> _Exercise_:
In the copy you make, keep each entry exactly as it is and leave out all images.
═══
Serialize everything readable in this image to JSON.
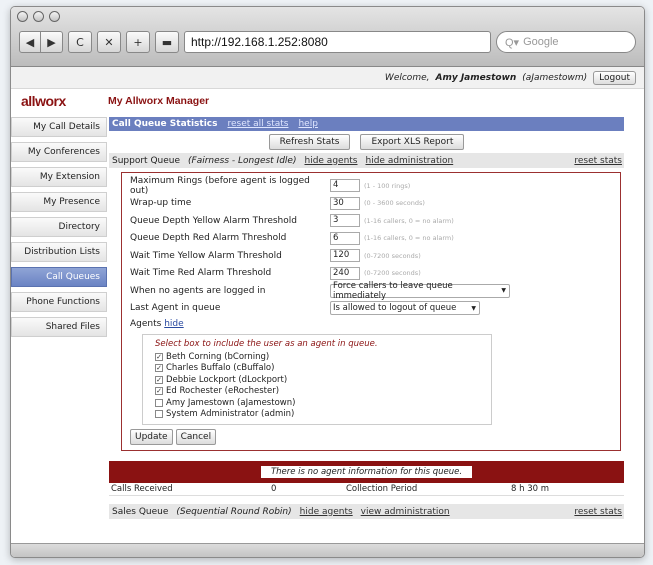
{
  "browser": {
    "url": "http://192.168.1.252:8080",
    "search_placeholder": "Google",
    "back_icon": "◀",
    "forward_icon": "▶",
    "reload_icon": "C",
    "bookmark_icon": "✕",
    "add_icon": "+",
    "print_icon": "▬",
    "search_icon": "Q▾"
  },
  "welcome": {
    "prefix": "Welcome,",
    "name": "Amy Jamestown",
    "username": "(aJamestowm)",
    "logout_label": "Logout"
  },
  "app": {
    "logo": "allworx",
    "title": "My Allworx Manager"
  },
  "sidebar": {
    "items": [
      {
        "label": "My Call Details"
      },
      {
        "label": "My Conferences"
      },
      {
        "label": "My Extension"
      },
      {
        "label": "My Presence"
      },
      {
        "label": "Directory"
      },
      {
        "label": "Distribution Lists"
      },
      {
        "label": "Call Queues"
      },
      {
        "label": "Phone Functions"
      },
      {
        "label": "Shared Files"
      }
    ]
  },
  "main": {
    "section_title": "Call Queue Statistics",
    "reset_all": "reset all stats",
    "help": "help",
    "refresh_label": "Refresh Stats",
    "export_label": "Export XLS Report",
    "support_queue": {
      "name": "Support Queue",
      "strategy": "(Fairness - Longest Idle)",
      "hide_agents": "hide agents",
      "hide_admin": "hide administration",
      "reset": "reset stats"
    },
    "settings": [
      {
        "label": "Maximum Rings (before agent is logged out)",
        "value": "4",
        "hint": "(1 - 100 rings)"
      },
      {
        "label": "Wrap-up time",
        "value": "30",
        "hint": "(0 - 3600 seconds)"
      },
      {
        "label": "Queue Depth Yellow Alarm Threshold",
        "value": "3",
        "hint": "(1-16 callers, 0 = no alarm)"
      },
      {
        "label": "Queue Depth Red Alarm Threshold",
        "value": "6",
        "hint": "(1-16 callers, 0 = no alarm)"
      },
      {
        "label": "Wait Time Yellow Alarm Threshold",
        "value": "120",
        "hint": "(0-7200 seconds)"
      },
      {
        "label": "Wait Time Red Alarm Threshold",
        "value": "240",
        "hint": "(0-7200 seconds)"
      }
    ],
    "no_agents": {
      "label": "When no agents are logged in",
      "value": "Force callers to leave queue immediately"
    },
    "last_agent": {
      "label": "Last Agent in queue",
      "value": "Is allowed to logout of queue"
    },
    "agents_label": "Agents",
    "agents_hide": "hide",
    "agents_note": "Select box to include the user as an agent in queue.",
    "agents": [
      {
        "label": "Beth Corning (bCorning)",
        "checked": "✓"
      },
      {
        "label": "Charles Buffalo (cBuffalo)",
        "checked": "✓"
      },
      {
        "label": "Debbie Lockport (dLockport)",
        "checked": "✓"
      },
      {
        "label": "Ed Rochester (eRochester)",
        "checked": "✓"
      },
      {
        "label": "Amy Jamestown (aJamestown)",
        "checked": ""
      },
      {
        "label": "System Administrator (admin)",
        "checked": ""
      }
    ],
    "update_label": "Update",
    "cancel_label": "Cancel",
    "no_info": "There is no agent information for this queue.",
    "stats": {
      "calls_received_label": "Calls Received",
      "calls_received_value": "0",
      "period_label": "Collection Period",
      "period_value": "8 h 30 m"
    },
    "sales_queue": {
      "name": "Sales Queue",
      "strategy": "(Sequential Round Robin)",
      "hide_agents": "hide agents",
      "view_admin": "view administration",
      "reset": "reset stats"
    }
  },
  "colors": {
    "brand": "#8a1212",
    "accent_blue": "#6b7fbf"
  }
}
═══
> _Response_:
Serialize everything readable in this image to JSON.
{
  "browser": {
    "url": "http://192.168.1.252:8080",
    "search_placeholder": "Google",
    "back_icon": "◀",
    "forward_icon": "▶",
    "reload_icon": "C",
    "bookmark_icon": "✕",
    "add_icon": "+",
    "print_icon": "▬",
    "search_icon": "Q▾"
  },
  "welcome": {
    "prefix": "Welcome,",
    "name": "Amy Jamestown",
    "username": "(aJamestowm)",
    "logout_label": "Logout"
  },
  "app": {
    "logo": "allworx",
    "title": "My Allworx Manager"
  },
  "sidebar": {
    "items": [
      {
        "label": "My Call Details"
      },
      {
        "label": "My Conferences"
      },
      {
        "label": "My Extension"
      },
      {
        "label": "My Presence"
      },
      {
        "label": "Directory"
      },
      {
        "label": "Distribution Lists"
      },
      {
        "label": "Call Queues"
      },
      {
        "label": "Phone Functions"
      },
      {
        "label": "Shared Files"
      }
    ]
  },
  "main": {
    "section_title": "Call Queue Statistics",
    "reset_all": "reset all stats",
    "help": "help",
    "refresh_label": "Refresh Stats",
    "export_label": "Export XLS Report",
    "support_queue": {
      "name": "Support Queue",
      "strategy": "(Fairness - Longest Idle)",
      "hide_agents": "hide agents",
      "hide_admin": "hide administration",
      "reset": "reset stats"
    },
    "settings": [
      {
        "label": "Maximum Rings (before agent is logged out)",
        "value": "4",
        "hint": "(1 - 100 rings)"
      },
      {
        "label": "Wrap-up time",
        "value": "30",
        "hint": "(0 - 3600 seconds)"
      },
      {
        "label": "Queue Depth Yellow Alarm Threshold",
        "value": "3",
        "hint": "(1-16 callers, 0 = no alarm)"
      },
      {
        "label": "Queue Depth Red Alarm Threshold",
        "value": "6",
        "hint": "(1-16 callers, 0 = no alarm)"
      },
      {
        "label": "Wait Time Yellow Alarm Threshold",
        "value": "120",
        "hint": "(0-7200 seconds)"
      },
      {
        "label": "Wait Time Red Alarm Threshold",
        "value": "240",
        "hint": "(0-7200 seconds)"
      }
    ],
    "no_agents": {
      "label": "When no agents are logged in",
      "value": "Force callers to leave queue immediately"
    },
    "last_agent": {
      "label": "Last Agent in queue",
      "value": "Is allowed to logout of queue"
    },
    "agents_label": "Agents",
    "agents_hide": "hide",
    "agents_note": "Select box to include the user as an agent in queue.",
    "agents": [
      {
        "label": "Beth Corning (bCorning)",
        "checked": "✓"
      },
      {
        "label": "Charles Buffalo (cBuffalo)",
        "checked": "✓"
      },
      {
        "label": "Debbie Lockport (dLockport)",
        "checked": "✓"
      },
      {
        "label": "Ed Rochester (eRochester)",
        "checked": "✓"
      },
      {
        "label": "Amy Jamestown (aJamestown)",
        "checked": ""
      },
      {
        "label": "System Administrator (admin)",
        "checked": ""
      }
    ],
    "update_label": "Update",
    "cancel_label": "Cancel",
    "no_info": "There is no agent information for this queue.",
    "stats": {
      "calls_received_label": "Calls Received",
      "calls_received_value": "0",
      "period_label": "Collection Period",
      "period_value": "8 h 30 m"
    },
    "sales_queue": {
      "name": "Sales Queue",
      "strategy": "(Sequential Round Robin)",
      "hide_agents": "hide agents",
      "view_admin": "view administration",
      "reset": "reset stats"
    }
  },
  "colors": {
    "brand": "#8a1212",
    "accent_blue": "#6b7fbf"
  }
}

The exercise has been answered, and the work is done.